_ACTIVITY:_ The reply is a verbatim copy of the listing below with its images dropped.

_ENTRIES PROVIDED:_
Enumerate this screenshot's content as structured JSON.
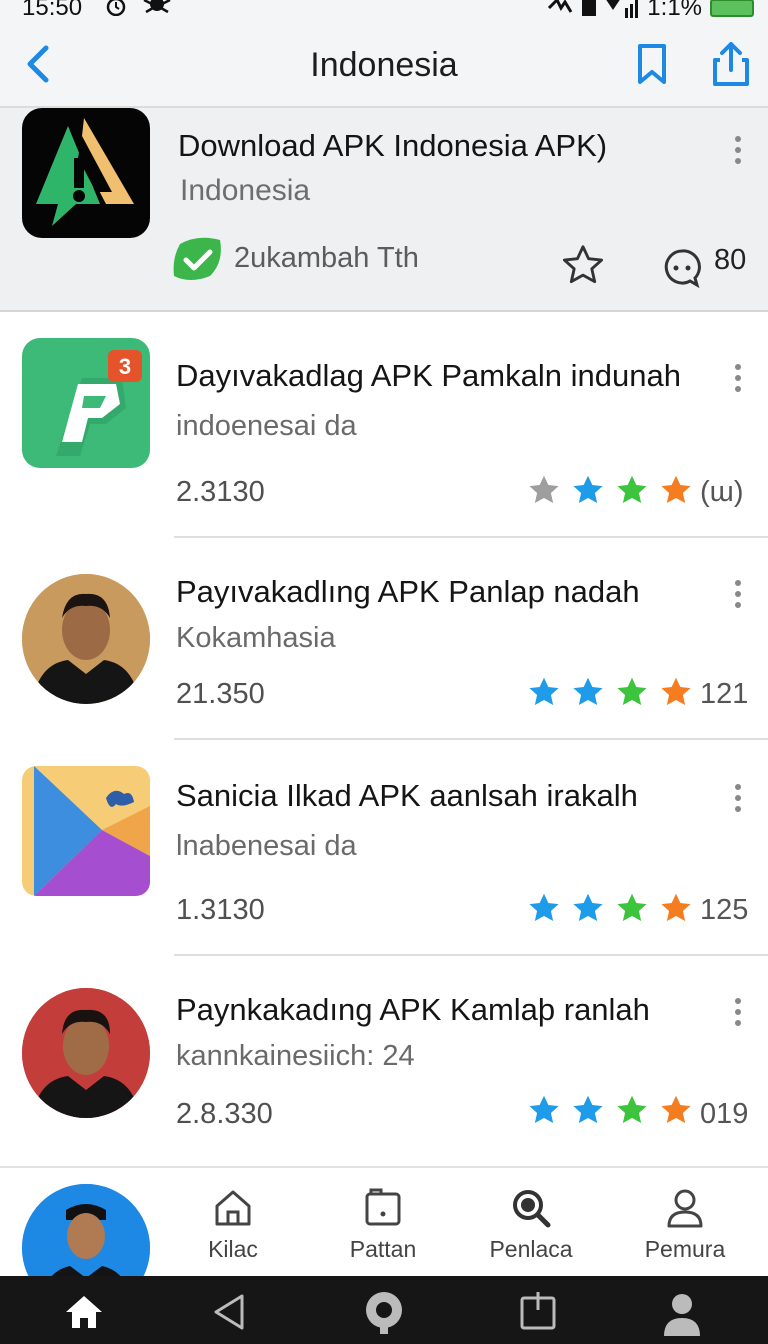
{
  "status": {
    "time": "15:50",
    "battery": "1:1%"
  },
  "app_bar": {
    "title": "Indonesia"
  },
  "featured": {
    "title": "Download APK Indonesia APK)",
    "subtitle": "Indonesia",
    "meta": "2ukambah Tth",
    "comment_count": "80"
  },
  "items": [
    {
      "title": "Dayıvakadlag APK Pamkaln indunah",
      "subtitle": "indoenesai da",
      "version": "2.3130",
      "rating": "(ɯ)",
      "badge": "3"
    },
    {
      "title": "Payıvakadlıng APK Panlap nadah",
      "subtitle": "Kokamhasia",
      "version": "21.350",
      "rating": "121"
    },
    {
      "title": "Sanicia Ilkad APK aanlsah irakalh",
      "subtitle": "lnabenesai da",
      "version": "1.3130",
      "rating": "125"
    },
    {
      "title": "Paynkakadıng APK Kamlaþ ranlah",
      "subtitle": "kannkainesiich: 24",
      "version": "2.8.330",
      "rating": "019"
    }
  ],
  "bottom_nav": [
    {
      "label": "Kilac",
      "icon": "home-outline-icon"
    },
    {
      "label": "Pattan",
      "icon": "folder-icon"
    },
    {
      "label": "Penlaca",
      "icon": "search-icon"
    },
    {
      "label": "Pemura",
      "icon": "profile-icon"
    }
  ],
  "colors": {
    "accent": "#1e88e5",
    "star_blue": "#1e9be9",
    "star_green": "#3cc43c",
    "star_orange": "#f57c1f",
    "star_gray": "#9e9e9e"
  }
}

_TASK ANSWER:_
Enumerate this screenshot's content as structured JSON.
{
  "status": {
    "time": "15:50",
    "battery": "1:1%"
  },
  "app_bar": {
    "title": "Indonesia"
  },
  "featured": {
    "title": "Download APK Indonesia APK)",
    "subtitle": "Indonesia",
    "meta": "2ukambah Tth",
    "comment_count": "80"
  },
  "items": [
    {
      "title": "Dayıvakadlag APK Pamkaln indunah",
      "subtitle": "indoenesai da",
      "version": "2.3130",
      "rating": "(ɯ)",
      "badge": "3"
    },
    {
      "title": "Payıvakadlıng APK Panlap nadah",
      "subtitle": "Kokamhasia",
      "version": "21.350",
      "rating": "121"
    },
    {
      "title": "Sanicia Ilkad APK aanlsah irakalh",
      "subtitle": "lnabenesai da",
      "version": "1.3130",
      "rating": "125"
    },
    {
      "title": "Paynkakadıng APK Kamlaþ ranlah",
      "subtitle": "kannkainesiich: 24",
      "version": "2.8.330",
      "rating": "019"
    }
  ],
  "bottom_nav": [
    {
      "label": "Kilac",
      "icon": "home-outline-icon"
    },
    {
      "label": "Pattan",
      "icon": "folder-icon"
    },
    {
      "label": "Penlaca",
      "icon": "search-icon"
    },
    {
      "label": "Pemura",
      "icon": "profile-icon"
    }
  ],
  "colors": {
    "accent": "#1e88e5",
    "star_blue": "#1e9be9",
    "star_green": "#3cc43c",
    "star_orange": "#f57c1f",
    "star_gray": "#9e9e9e"
  }
}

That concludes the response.